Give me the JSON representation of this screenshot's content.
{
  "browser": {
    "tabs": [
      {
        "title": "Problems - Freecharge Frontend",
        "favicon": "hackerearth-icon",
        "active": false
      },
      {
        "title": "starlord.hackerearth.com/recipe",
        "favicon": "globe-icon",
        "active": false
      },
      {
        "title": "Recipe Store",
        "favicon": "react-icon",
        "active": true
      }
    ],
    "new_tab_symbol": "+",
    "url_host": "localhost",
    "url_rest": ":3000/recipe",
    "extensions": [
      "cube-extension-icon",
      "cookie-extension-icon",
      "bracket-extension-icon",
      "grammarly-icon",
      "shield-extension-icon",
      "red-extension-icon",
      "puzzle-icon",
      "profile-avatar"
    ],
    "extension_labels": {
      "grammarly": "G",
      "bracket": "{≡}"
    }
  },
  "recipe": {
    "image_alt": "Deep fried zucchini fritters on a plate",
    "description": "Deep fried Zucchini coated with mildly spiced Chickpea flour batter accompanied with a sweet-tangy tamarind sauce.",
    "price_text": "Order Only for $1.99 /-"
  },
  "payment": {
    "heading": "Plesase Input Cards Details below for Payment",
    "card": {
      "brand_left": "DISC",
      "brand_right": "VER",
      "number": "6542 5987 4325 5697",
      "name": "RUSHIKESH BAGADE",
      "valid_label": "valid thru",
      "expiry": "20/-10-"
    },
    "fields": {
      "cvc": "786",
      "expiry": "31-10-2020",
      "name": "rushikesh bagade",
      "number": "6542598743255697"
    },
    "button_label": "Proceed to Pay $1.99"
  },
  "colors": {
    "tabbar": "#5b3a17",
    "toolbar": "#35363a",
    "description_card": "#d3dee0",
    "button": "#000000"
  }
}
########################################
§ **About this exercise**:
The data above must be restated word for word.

§ **Finished exercise**:
Give me the JSON representation of this screenshot's content.
{
  "browser": {
    "tabs": [
      {
        "title": "Problems - Freecharge Frontend",
        "favicon": "hackerearth-icon",
        "active": false
      },
      {
        "title": "starlord.hackerearth.com/recipe",
        "favicon": "globe-icon",
        "active": false
      },
      {
        "title": "Recipe Store",
        "favicon": "react-icon",
        "active": true
      }
    ],
    "new_tab_symbol": "+",
    "url_host": "localhost",
    "url_rest": ":3000/recipe",
    "extensions": [
      "cube-extension-icon",
      "cookie-extension-icon",
      "bracket-extension-icon",
      "grammarly-icon",
      "shield-extension-icon",
      "red-extension-icon",
      "puzzle-icon",
      "profile-avatar"
    ],
    "extension_labels": {
      "grammarly": "G",
      "bracket": "{≡}"
    }
  },
  "recipe": {
    "image_alt": "Deep fried zucchini fritters on a plate",
    "description": "Deep fried Zucchini coated with mildly spiced Chickpea flour batter accompanied with a sweet-tangy tamarind sauce.",
    "price_text": "Order Only for $1.99 /-"
  },
  "payment": {
    "heading": "Plesase Input Cards Details below for Payment",
    "card": {
      "brand_left": "DISC",
      "brand_right": "VER",
      "number": "6542 5987 4325 5697",
      "name": "RUSHIKESH BAGADE",
      "valid_label": "valid thru",
      "expiry": "20/-10-"
    },
    "fields": {
      "cvc": "786",
      "expiry": "31-10-2020",
      "name": "rushikesh bagade",
      "number": "6542598743255697"
    },
    "button_label": "Proceed to Pay $1.99"
  },
  "colors": {
    "tabbar": "#5b3a17",
    "toolbar": "#35363a",
    "description_card": "#d3dee0",
    "button": "#000000"
  }
}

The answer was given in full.